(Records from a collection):
- - - -
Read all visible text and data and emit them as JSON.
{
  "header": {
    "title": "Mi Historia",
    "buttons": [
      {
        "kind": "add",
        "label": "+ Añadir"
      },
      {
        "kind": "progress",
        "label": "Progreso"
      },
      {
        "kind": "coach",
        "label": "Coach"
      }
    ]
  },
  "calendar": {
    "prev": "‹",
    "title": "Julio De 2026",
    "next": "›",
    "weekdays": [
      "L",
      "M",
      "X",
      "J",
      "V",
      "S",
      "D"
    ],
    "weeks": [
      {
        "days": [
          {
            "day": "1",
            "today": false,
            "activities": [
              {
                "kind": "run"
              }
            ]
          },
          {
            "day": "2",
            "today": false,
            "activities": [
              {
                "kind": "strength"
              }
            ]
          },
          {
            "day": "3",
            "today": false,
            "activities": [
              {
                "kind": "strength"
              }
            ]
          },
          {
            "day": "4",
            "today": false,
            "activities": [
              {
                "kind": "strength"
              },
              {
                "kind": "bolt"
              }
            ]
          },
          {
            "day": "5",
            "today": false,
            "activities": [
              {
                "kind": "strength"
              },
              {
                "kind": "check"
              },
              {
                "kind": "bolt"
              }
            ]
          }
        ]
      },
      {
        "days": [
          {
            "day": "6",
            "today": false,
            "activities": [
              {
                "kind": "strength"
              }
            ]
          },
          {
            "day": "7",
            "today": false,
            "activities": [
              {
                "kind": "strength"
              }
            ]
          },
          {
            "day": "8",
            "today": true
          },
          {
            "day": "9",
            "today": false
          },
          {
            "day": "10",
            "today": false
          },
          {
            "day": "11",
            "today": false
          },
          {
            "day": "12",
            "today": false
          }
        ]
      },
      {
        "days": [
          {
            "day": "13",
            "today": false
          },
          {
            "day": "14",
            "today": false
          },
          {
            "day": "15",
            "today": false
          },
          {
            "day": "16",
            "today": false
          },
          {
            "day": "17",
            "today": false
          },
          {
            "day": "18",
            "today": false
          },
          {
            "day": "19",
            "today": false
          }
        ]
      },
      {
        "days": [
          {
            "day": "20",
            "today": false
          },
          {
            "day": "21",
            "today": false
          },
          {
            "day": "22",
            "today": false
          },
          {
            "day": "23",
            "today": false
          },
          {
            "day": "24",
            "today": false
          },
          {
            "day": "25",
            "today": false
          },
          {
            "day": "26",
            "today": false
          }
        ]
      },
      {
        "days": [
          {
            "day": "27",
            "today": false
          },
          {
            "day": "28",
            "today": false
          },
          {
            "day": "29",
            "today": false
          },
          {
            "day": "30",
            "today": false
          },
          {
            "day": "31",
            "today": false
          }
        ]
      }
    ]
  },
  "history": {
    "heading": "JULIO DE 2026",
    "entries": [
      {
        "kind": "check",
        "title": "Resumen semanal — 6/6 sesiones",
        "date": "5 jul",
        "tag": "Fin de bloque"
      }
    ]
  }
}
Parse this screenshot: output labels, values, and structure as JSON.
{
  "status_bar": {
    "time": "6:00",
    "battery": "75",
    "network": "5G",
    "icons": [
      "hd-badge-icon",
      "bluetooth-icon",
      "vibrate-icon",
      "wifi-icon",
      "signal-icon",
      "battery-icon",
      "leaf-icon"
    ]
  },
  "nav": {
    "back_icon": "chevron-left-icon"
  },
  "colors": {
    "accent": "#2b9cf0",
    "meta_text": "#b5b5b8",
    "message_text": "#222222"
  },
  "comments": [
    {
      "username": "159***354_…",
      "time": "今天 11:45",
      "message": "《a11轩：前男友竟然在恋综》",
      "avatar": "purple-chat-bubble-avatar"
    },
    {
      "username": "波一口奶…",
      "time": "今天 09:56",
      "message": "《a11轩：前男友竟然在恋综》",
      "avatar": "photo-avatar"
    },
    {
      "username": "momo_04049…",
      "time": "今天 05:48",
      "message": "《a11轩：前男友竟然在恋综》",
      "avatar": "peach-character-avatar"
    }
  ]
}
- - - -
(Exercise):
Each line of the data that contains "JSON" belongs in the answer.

(Expected answer):
Read all visible text and data and emit them as JSON.
Parse this screenshot: output labels, values, and structure as JSON.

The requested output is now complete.